» **WHAT YOU NEED TO DO**
Starting from the first line below, copy the whole listing exactly.

» **GIVEN INFORMATION**
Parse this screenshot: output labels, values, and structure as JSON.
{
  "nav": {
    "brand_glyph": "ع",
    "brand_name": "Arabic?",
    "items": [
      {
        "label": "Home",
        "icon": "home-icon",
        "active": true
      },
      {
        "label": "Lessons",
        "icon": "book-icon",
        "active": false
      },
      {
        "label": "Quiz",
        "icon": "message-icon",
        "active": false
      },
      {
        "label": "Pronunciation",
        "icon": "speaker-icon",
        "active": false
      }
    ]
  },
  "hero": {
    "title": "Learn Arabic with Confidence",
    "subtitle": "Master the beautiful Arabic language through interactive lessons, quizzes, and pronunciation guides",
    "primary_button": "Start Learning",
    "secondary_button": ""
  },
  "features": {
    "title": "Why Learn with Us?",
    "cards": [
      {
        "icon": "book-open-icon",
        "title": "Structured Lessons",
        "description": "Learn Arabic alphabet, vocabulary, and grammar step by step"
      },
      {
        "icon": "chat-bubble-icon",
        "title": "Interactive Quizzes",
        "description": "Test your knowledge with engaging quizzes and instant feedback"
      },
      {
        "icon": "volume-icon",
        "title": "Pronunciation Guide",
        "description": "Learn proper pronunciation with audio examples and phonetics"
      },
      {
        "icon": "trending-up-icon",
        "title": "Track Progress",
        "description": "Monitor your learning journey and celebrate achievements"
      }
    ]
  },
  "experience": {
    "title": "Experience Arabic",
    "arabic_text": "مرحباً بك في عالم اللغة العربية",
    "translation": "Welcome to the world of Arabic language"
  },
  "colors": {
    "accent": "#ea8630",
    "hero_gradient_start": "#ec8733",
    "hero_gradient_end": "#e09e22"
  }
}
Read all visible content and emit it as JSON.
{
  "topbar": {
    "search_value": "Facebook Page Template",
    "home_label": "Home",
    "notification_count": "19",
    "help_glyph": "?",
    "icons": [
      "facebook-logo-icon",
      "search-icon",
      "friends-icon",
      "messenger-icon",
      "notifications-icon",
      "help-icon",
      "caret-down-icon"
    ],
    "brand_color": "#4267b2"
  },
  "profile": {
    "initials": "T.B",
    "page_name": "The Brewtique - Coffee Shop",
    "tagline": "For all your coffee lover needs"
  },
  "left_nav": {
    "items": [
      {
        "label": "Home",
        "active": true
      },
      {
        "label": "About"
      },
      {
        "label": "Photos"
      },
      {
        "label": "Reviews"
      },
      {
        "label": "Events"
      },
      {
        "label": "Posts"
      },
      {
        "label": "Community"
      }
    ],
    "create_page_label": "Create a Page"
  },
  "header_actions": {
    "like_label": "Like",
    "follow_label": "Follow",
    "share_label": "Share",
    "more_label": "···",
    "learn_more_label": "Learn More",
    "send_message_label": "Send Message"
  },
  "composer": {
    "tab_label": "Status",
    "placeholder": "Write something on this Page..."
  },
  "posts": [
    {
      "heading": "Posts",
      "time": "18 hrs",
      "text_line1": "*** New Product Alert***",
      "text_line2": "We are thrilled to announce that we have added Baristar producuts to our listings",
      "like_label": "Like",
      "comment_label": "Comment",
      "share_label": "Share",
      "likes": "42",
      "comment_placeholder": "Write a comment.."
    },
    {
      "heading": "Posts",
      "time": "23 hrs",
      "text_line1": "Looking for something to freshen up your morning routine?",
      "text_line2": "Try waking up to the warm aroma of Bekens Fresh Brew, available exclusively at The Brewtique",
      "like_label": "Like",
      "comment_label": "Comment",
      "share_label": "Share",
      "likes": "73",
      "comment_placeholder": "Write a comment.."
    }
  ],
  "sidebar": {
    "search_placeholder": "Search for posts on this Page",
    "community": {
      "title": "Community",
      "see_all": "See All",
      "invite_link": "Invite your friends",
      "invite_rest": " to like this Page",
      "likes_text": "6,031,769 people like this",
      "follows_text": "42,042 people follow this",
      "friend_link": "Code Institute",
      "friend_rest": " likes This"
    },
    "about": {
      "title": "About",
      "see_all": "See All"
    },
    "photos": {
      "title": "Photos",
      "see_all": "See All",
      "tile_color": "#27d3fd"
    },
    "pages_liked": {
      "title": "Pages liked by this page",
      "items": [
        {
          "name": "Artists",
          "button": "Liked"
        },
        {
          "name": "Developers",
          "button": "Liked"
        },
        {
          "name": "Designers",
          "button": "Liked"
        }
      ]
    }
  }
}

» **SOLUTION TO THIS TASK**
Parse this screenshot: output labels, values, and structure as JSON.
{
  "nav": {
    "brand_glyph": "ع",
    "brand_name": "Arabic?",
    "items": [
      {
        "label": "Home",
        "icon": "home-icon",
        "active": true
      },
      {
        "label": "Lessons",
        "icon": "book-icon",
        "active": false
      },
      {
        "label": "Quiz",
        "icon": "message-icon",
        "active": false
      },
      {
        "label": "Pronunciation",
        "icon": "speaker-icon",
        "active": false
      }
    ]
  },
  "hero": {
    "title": "Learn Arabic with Confidence",
    "subtitle": "Master the beautiful Arabic language through interactive lessons, quizzes, and pronunciation guides",
    "primary_button": "Start Learning",
    "secondary_button": ""
  },
  "features": {
    "title": "Why Learn with Us?",
    "cards": [
      {
        "icon": "book-open-icon",
        "title": "Structured Lessons",
        "description": "Learn Arabic alphabet, vocabulary, and grammar step by step"
      },
      {
        "icon": "chat-bubble-icon",
        "title": "Interactive Quizzes",
        "description": "Test your knowledge with engaging quizzes and instant feedback"
      },
      {
        "icon": "volume-icon",
        "title": "Pronunciation Guide",
        "description": "Learn proper pronunciation with audio examples and phonetics"
      },
      {
        "icon": "trending-up-icon",
        "title": "Track Progress",
        "description": "Monitor your learning journey and celebrate achievements"
      }
    ]
  },
  "experience": {
    "title": "Experience Arabic",
    "arabic_text": "مرحباً بك في عالم اللغة العربية",
    "translation": "Welcome to the world of Arabic language"
  },
  "colors": {
    "accent": "#ea8630",
    "hero_gradient_start": "#ec8733",
    "hero_gradient_end": "#e09e22"
  }
}
Read all visible content and emit it as JSON.
{
  "topbar": {
    "search_value": "Facebook Page Template",
    "home_label": "Home",
    "notification_count": "19",
    "help_glyph": "?",
    "icons": [
      "facebook-logo-icon",
      "search-icon",
      "friends-icon",
      "messenger-icon",
      "notifications-icon",
      "help-icon",
      "caret-down-icon"
    ],
    "brand_color": "#4267b2"
  },
  "profile": {
    "initials": "T.B",
    "page_name": "The Brewtique - Coffee Shop",
    "tagline": "For all your coffee lover needs"
  },
  "left_nav": {
    "items": [
      {
        "label": "Home",
        "active": true
      },
      {
        "label": "About"
      },
      {
        "label": "Photos"
      },
      {
        "label": "Reviews"
      },
      {
        "label": "Events"
      },
      {
        "label": "Posts"
      },
      {
        "label": "Community"
      }
    ],
    "create_page_label": "Create a Page"
  },
  "header_actions": {
    "like_label": "Like",
    "follow_label": "Follow",
    "share_label": "Share",
    "more_label": "···",
    "learn_more_label": "Learn More",
    "send_message_label": "Send Message"
  },
  "composer": {
    "tab_label": "Status",
    "placeholder": "Write something on this Page..."
  },
  "posts": [
    {
      "heading": "Posts",
      "time": "18 hrs",
      "text_line1": "*** New Product Alert***",
      "text_line2": "We are thrilled to announce that we have added Baristar producuts to our listings",
      "like_label": "Like",
      "comment_label": "Comment",
      "share_label": "Share",
      "likes": "42",
      "comment_placeholder": "Write a comment.."
    },
    {
      "heading": "Posts",
      "time": "23 hrs",
      "text_line1": "Looking for something to freshen up your morning routine?",
      "text_line2": "Try waking up to the warm aroma of Bekens Fresh Brew, available exclusively at The Brewtique",
      "like_label": "Like",
      "comment_label": "Comment",
      "share_label": "Share",
      "likes": "73",
      "comment_placeholder": "Write a comment.."
    }
  ],
  "sidebar": {
    "search_placeholder": "Search for posts on this Page",
    "community": {
      "title": "Community",
      "see_all": "See All",
      "invite_link": "Invite your friends",
      "invite_rest": " to like this Page",
      "likes_text": "6,031,769 people like this",
      "follows_text": "42,042 people follow this",
      "friend_link": "Code Institute",
      "friend_rest": " likes This"
    },
    "about": {
      "title": "About",
      "see_all": "See All"
    },
    "photos": {
      "title": "Photos",
      "see_all": "See All",
      "tile_color": "#27d3fd"
    },
    "pages_liked": {
      "title": "Pages liked by this page",
      "items": [
        {
          "name": "Artists",
          "button": "Liked"
        },
        {
          "name": "Developers",
          "button": "Liked"
        },
        {
          "name": "Designers",
          "button": "Liked"
        }
      ]
    }
  }
}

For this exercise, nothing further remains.